The researchers concluded by stating that:”Four weeks of resistance trainingincorporating augmented eccentric (imposed via a novel leg press device) provoked marked adaptation in a range of muscle strength qualities, with evidence of a greater magnitude of improvements compared to traditional resistance training. And while the eccentric training stimulus imposed a greater demand compared to traditional resistance training, this was well-tolerated by all participants, including a group of sprint track cyclists. This indicates that training with augmented eccentric load is both feasible and effective for athletes aiming to improve muscle strength qualities.”

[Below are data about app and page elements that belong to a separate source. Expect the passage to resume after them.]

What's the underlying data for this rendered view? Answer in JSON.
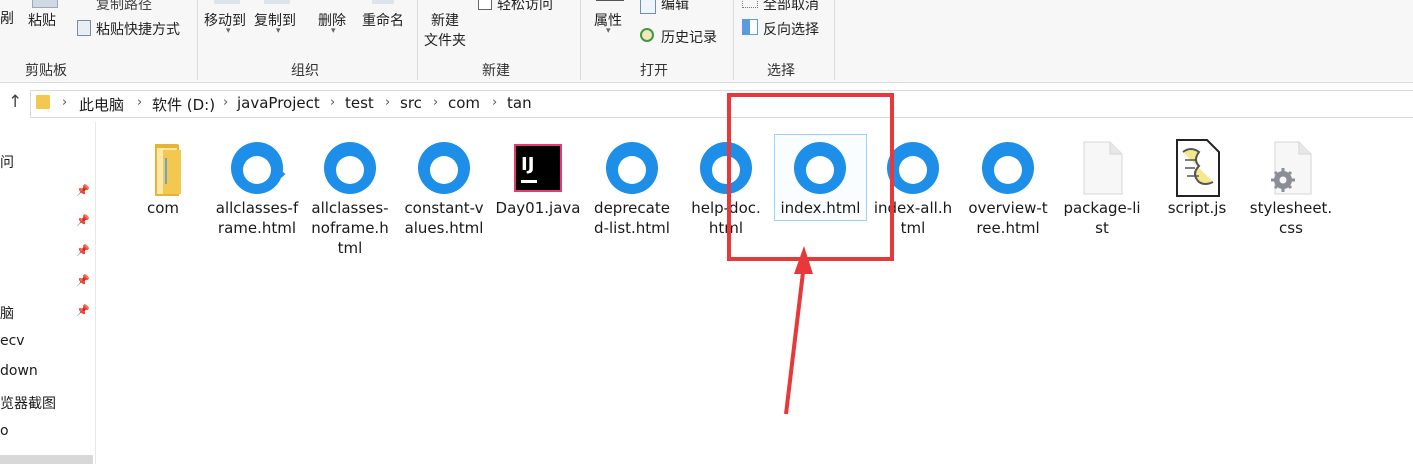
{
  "ribbon": {
    "clipboard": {
      "cut_fragment": "剐",
      "copy_path": "复制路径",
      "paste": "粘贴",
      "paste_shortcut": "粘贴快捷方式",
      "label": "剪贴板"
    },
    "organize": {
      "move_to": "移动到",
      "copy_to": "复制到",
      "delete": "删除",
      "rename": "重命名",
      "label": "组织"
    },
    "new": {
      "new_folder_line1": "新建",
      "new_folder_line2": "文件夹",
      "easy_access": "轻松访问",
      "label": "新建"
    },
    "open": {
      "properties": "属性",
      "edit": "编辑",
      "history": "历史记录",
      "label": "打开"
    },
    "select": {
      "select_none": "全部取消",
      "invert": "反向选择",
      "label": "选择"
    }
  },
  "address": {
    "crumbs": [
      "此电脑",
      "软件 (D:)",
      "javaProject",
      "test",
      "src",
      "com",
      "tan"
    ]
  },
  "nav": {
    "items": [
      "问",
      "",
      "",
      "",
      "",
      "脑",
      "ecv",
      "down",
      "览器截图",
      "o"
    ]
  },
  "files": [
    {
      "name": "com",
      "icon": "folder-icon"
    },
    {
      "name": "allclasses-frame.html",
      "icon": "browser-html-icon"
    },
    {
      "name": "allclasses-noframe.html",
      "icon": "browser-html-icon"
    },
    {
      "name": "constant-values.html",
      "icon": "browser-html-icon"
    },
    {
      "name": "Day01.java",
      "icon": "intellij-icon"
    },
    {
      "name": "deprecated-list.html",
      "icon": "browser-html-icon"
    },
    {
      "name": "help-doc.html",
      "icon": "browser-html-icon"
    },
    {
      "name": "index.html",
      "icon": "browser-html-icon"
    },
    {
      "name": "index-all.html",
      "icon": "browser-html-icon"
    },
    {
      "name": "overview-tree.html",
      "icon": "browser-html-icon"
    },
    {
      "name": "package-list",
      "icon": "blank-file-icon"
    },
    {
      "name": "script.js",
      "icon": "script-file-icon"
    },
    {
      "name": "stylesheet.css",
      "icon": "css-file-icon"
    }
  ],
  "file_labels": {
    "f0": "com",
    "f1": "allclasses-f\nrame.html",
    "f2": "allclasses-\nnoframe.h\ntml",
    "f3": "constant-v\nalues.html",
    "f4": "Day01.java",
    "f5": "deprecate\nd-list.html",
    "f6": "help-doc.\nhtml",
    "f7": "index.html",
    "f8": "index-all.h\ntml",
    "f9": "overview-t\nree.html",
    "f10": "package-li\nst",
    "f11": "script.js",
    "f12": "stylesheet.\ncss"
  },
  "colors": {
    "annotation": "#e8383a",
    "selection_border": "#99d1ff",
    "browser_blue": "#1e8fe8",
    "folder": "#f3c84e"
  }
}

The most recent research adds even more weight (no pun intended) to the argument in favour of adding in some extra eccentric loading to an athlete’s strength program. Below are some tips for achieving this in practice:
- -In an eccentric training session on conventional weights, the amount of weight you lift should be increased by between around 25 and 50% – you will need a training partner to assist you by supplying some help during the lifting phase only.

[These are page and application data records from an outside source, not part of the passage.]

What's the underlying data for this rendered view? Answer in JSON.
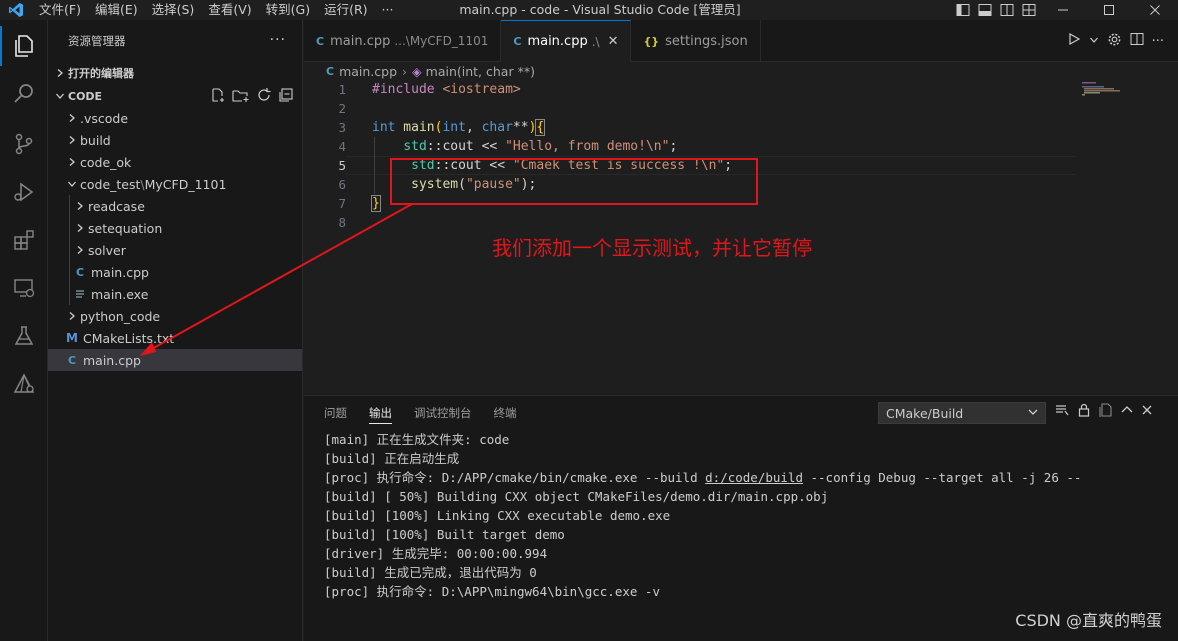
{
  "titlebar": {
    "menus": [
      "文件(F)",
      "编辑(E)",
      "选择(S)",
      "查看(V)",
      "转到(G)",
      "运行(R)",
      "···"
    ],
    "title": "main.cpp - code - Visual Studio Code [管理员]"
  },
  "sidebar": {
    "header": "资源管理器",
    "more": "···",
    "open_editors": "打开的编辑器",
    "root": "CODE",
    "tree": [
      {
        "label": ".vscode",
        "type": "folder",
        "depth": 1
      },
      {
        "label": "build",
        "type": "folder",
        "depth": 1
      },
      {
        "label": "code_ok",
        "type": "folder",
        "depth": 1
      },
      {
        "label": "code_test",
        "suffix": "MyCFD_1101",
        "type": "folder-open",
        "depth": 1
      },
      {
        "label": "readcase",
        "type": "folder",
        "depth": 2
      },
      {
        "label": "setequation",
        "type": "folder",
        "depth": 2
      },
      {
        "label": "solver",
        "type": "folder",
        "depth": 2
      },
      {
        "label": "main.cpp",
        "type": "cpp",
        "depth": 2
      },
      {
        "label": "main.exe",
        "type": "exe",
        "depth": 2
      },
      {
        "label": "python_code",
        "type": "folder",
        "depth": 1
      },
      {
        "label": "CMakeLists.txt",
        "type": "cmake",
        "depth": 1
      },
      {
        "label": "main.cpp",
        "type": "cpp",
        "depth": 1,
        "selected": true
      }
    ]
  },
  "tabs": [
    {
      "label": "main.cpp",
      "desc": "...\\MyCFD_1101",
      "active": false
    },
    {
      "label": "main.cpp",
      "desc": ".\\",
      "active": true,
      "close": "✕"
    },
    {
      "label": "settings.json",
      "desc": "",
      "active": false
    }
  ],
  "breadcrumb": {
    "file": "main.cpp",
    "symbol": "main(int, char **)"
  },
  "editor": {
    "line_numbers": [
      "1",
      "2",
      "3",
      "4",
      "5",
      "6",
      "7",
      "8"
    ],
    "code": {
      "l1_kw": "#include",
      "l1_inc": " <iostream>",
      "l3_int": "int",
      "l3_main": " main",
      "l3_paren_open": "(",
      "l3_int2": "int",
      "l3_comma": ", ",
      "l3_char": "char",
      "l3_stars": "**",
      "l3_paren_close": ")",
      "l3_brace": "{",
      "l4_std": "std",
      "l4_cout": "::cout << ",
      "l4_str": "\"Hello, from demo!\\n\"",
      "l4_end": ";",
      "l5_std": "std",
      "l5_cout": "::cout << ",
      "l5_str": "\"Cmaek test is success !\\n\"",
      "l5_end": ";",
      "l6_fn": "system",
      "l6_open": "(",
      "l6_str": "\"pause\"",
      "l6_end": ");",
      "l7_brace": "}"
    }
  },
  "annotation": {
    "text": "我们添加一个显示测试，并让它暂停"
  },
  "panel": {
    "tabs": [
      "问题",
      "输出",
      "调试控制台",
      "终端"
    ],
    "active_tab": "输出",
    "select_value": "CMake/Build",
    "output_lines": [
      {
        "a": "[main] 正在生成文件夹: code"
      },
      {
        "a": "[build] 正在启动生成"
      },
      {
        "a": "[proc] 执行命令: D:/APP/cmake/bin/cmake.exe --build ",
        "link": "d:/code/build",
        "b": " --config Debug --target all -j 26 --"
      },
      {
        "a": "[build] [ 50%] Building CXX object CMakeFiles/demo.dir/main.cpp.obj"
      },
      {
        "a": "[build] [100%] Linking CXX executable demo.exe"
      },
      {
        "a": "[build] [100%] Built target demo"
      },
      {
        "a": "[driver] 生成完毕: 00:00:00.994"
      },
      {
        "a": "[build] 生成已完成，退出代码为 0"
      },
      {
        "a": "[proc] 执行命令: D:\\APP\\mingw64\\bin\\gcc.exe -v"
      }
    ]
  },
  "watermark": "CSDN @直爽的鸭蛋",
  "colors": {
    "accent": "#0078d4",
    "annotation": "#e0161c",
    "cpp_icon": "#519aba",
    "cmake_icon": "#5b8fd6"
  }
}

- -At the top of the lift, your partner should stand back while you lower the (higher than normal) weight smoothly and slowly, really working the muscles through a thorough eccentric phase of the movement.
- -At the end of the lowering phase, the training partner again helps you to lift through the concentric phase, allowing you to lower on your own (remember, you’ve more strength in a lowering phase than lifting).
- -Repeat for 5-8 reps until a set is completed.
- -Those new to eccentric augmented training should expect to feel ‘jellied’, especially for the first couple of sessions, and will likely experience more soreness and stiffness the day after than usual (because negative contractions cause more of the microfilament damage thought to be responsible for post workout soreness than do positive contractions). Remember though, this is a ‘good’ thing as it’s the micro-damage that stimulates muscle growth via mTORC1.
- -Careful with too much overload; limit eccentric augmented sessions to no more than 2-3 sets per body part twice per week. An alternative is to try adding just one eccentric-augmented set after your normal sets of traditional lifting.
- -Beginners to strength training should not attempt eccentric-augmented sessions until muscles have become accustomed to regular traditional strength training
- Phys Ther Sport. 2002; 3(2):88–96
- Sports Medicine. 2016; 46(10):1419–49
- British Journal of Sports Medicine. 2014; 48(11):871–7
- J Sport Health Sci. 2015; 4:308–17
- PLoS One. 2018 Jun 12;13(6):e0199050
- Front Physiol. 2019 Apr 18;10:406
- Muscle Nerve. 2016 Nov;54(5):914-924
- Journal of Strength and Conditioning Research. 2002; 16(1):25–32
- European Journal of Sport Science.2015; 15(8):720–6
- Medicine and Science in Sports and Exercise. 2006; 38(10):1770–81
- Scandinavian Journal of Medicine and Science in Sports. 2014; 24(5):e343–52
- Journal of Strength and Conditioning Research. 2013; 27(5):1280–6
- Journal of Strength and Conditioning Research. 2018; 32(10):2750–61
- PLOS ONE https://doi.org/10.1371/journal.pone.0236663 July 29, 2020